• **Problem description**
Across the listing below, count the lines containing "JSON". Give nothing but the number.

• **Provided information**

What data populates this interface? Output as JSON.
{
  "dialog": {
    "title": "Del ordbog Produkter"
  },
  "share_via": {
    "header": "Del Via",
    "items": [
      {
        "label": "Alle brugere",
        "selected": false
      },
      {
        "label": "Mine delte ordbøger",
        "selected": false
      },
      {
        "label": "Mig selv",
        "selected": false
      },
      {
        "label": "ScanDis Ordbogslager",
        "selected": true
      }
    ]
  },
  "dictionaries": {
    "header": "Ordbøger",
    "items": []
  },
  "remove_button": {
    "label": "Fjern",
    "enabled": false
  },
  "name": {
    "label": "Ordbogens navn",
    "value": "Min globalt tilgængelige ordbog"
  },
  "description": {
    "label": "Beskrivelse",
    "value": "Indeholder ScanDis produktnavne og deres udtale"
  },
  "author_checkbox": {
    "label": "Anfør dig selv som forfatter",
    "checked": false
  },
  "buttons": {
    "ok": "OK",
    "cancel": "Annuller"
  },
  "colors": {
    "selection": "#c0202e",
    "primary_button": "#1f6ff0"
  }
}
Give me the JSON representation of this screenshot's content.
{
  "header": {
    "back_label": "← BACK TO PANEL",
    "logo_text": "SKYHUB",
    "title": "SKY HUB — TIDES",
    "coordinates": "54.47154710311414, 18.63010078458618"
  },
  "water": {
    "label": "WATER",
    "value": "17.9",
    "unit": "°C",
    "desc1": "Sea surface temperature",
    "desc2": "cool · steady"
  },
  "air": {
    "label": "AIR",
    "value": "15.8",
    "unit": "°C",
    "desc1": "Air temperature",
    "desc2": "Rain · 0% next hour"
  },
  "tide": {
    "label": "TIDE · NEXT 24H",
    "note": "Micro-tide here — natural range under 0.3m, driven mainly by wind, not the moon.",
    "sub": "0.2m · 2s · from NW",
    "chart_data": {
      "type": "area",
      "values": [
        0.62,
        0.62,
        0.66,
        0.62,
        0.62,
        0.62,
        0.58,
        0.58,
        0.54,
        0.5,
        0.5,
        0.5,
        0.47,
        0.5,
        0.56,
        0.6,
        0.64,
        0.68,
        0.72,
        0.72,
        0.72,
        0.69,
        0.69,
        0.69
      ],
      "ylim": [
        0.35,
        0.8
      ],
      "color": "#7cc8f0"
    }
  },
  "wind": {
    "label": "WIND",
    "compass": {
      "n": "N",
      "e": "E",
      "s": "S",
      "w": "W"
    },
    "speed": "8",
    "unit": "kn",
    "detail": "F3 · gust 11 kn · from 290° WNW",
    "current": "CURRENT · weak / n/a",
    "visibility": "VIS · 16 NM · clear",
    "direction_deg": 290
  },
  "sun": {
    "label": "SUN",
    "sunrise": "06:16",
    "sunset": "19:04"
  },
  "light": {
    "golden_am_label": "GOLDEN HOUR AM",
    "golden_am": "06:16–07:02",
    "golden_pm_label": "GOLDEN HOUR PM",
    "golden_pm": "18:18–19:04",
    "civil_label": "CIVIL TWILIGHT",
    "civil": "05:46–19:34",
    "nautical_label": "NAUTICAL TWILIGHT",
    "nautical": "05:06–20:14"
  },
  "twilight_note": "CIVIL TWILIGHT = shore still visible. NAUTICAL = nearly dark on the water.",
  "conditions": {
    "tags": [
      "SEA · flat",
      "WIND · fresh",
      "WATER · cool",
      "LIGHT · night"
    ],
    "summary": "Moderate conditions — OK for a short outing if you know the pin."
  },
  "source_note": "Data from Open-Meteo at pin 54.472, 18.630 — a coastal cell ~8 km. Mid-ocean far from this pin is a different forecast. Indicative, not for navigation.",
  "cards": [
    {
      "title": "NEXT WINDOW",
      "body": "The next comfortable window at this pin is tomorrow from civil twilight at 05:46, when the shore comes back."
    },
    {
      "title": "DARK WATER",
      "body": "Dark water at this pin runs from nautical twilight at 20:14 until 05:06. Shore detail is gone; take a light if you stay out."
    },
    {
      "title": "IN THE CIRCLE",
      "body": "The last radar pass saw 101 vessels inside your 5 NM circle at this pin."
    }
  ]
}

• **Solution for this task**
2